What the heck is a subject noun? In all my days of learning how to write I have never heard of a “subject noun.” Hum . . . I guess I better start searching for the answer to my question.
Well, I finally found a definition that was easy to understand. According to WiseGeek.com:
A subject noun is the subject of a sentence and usually, but not always, comes before the main verb in a sentence. The subject performs the action described by the verb and can be identified in a sentence by the answer to the question “who did it?” or “what did it?” A noun is a name word used for a person, thing, animal, or something abstract and these nouns can function in a sentence as a subject, a subject or object complement, direct or indirect object, an adjective, adverb or appositive.
Parts of speech defines how words are being used.
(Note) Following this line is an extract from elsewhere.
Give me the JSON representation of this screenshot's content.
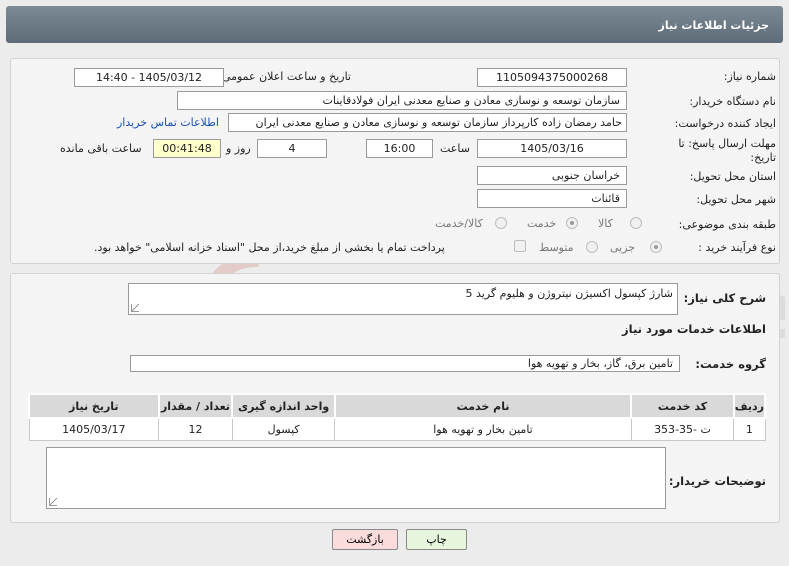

In my next post I will discuss how words can work as a noun in one sentence, and how that same word can be used as a verb or even an adjective in a different sentence structure.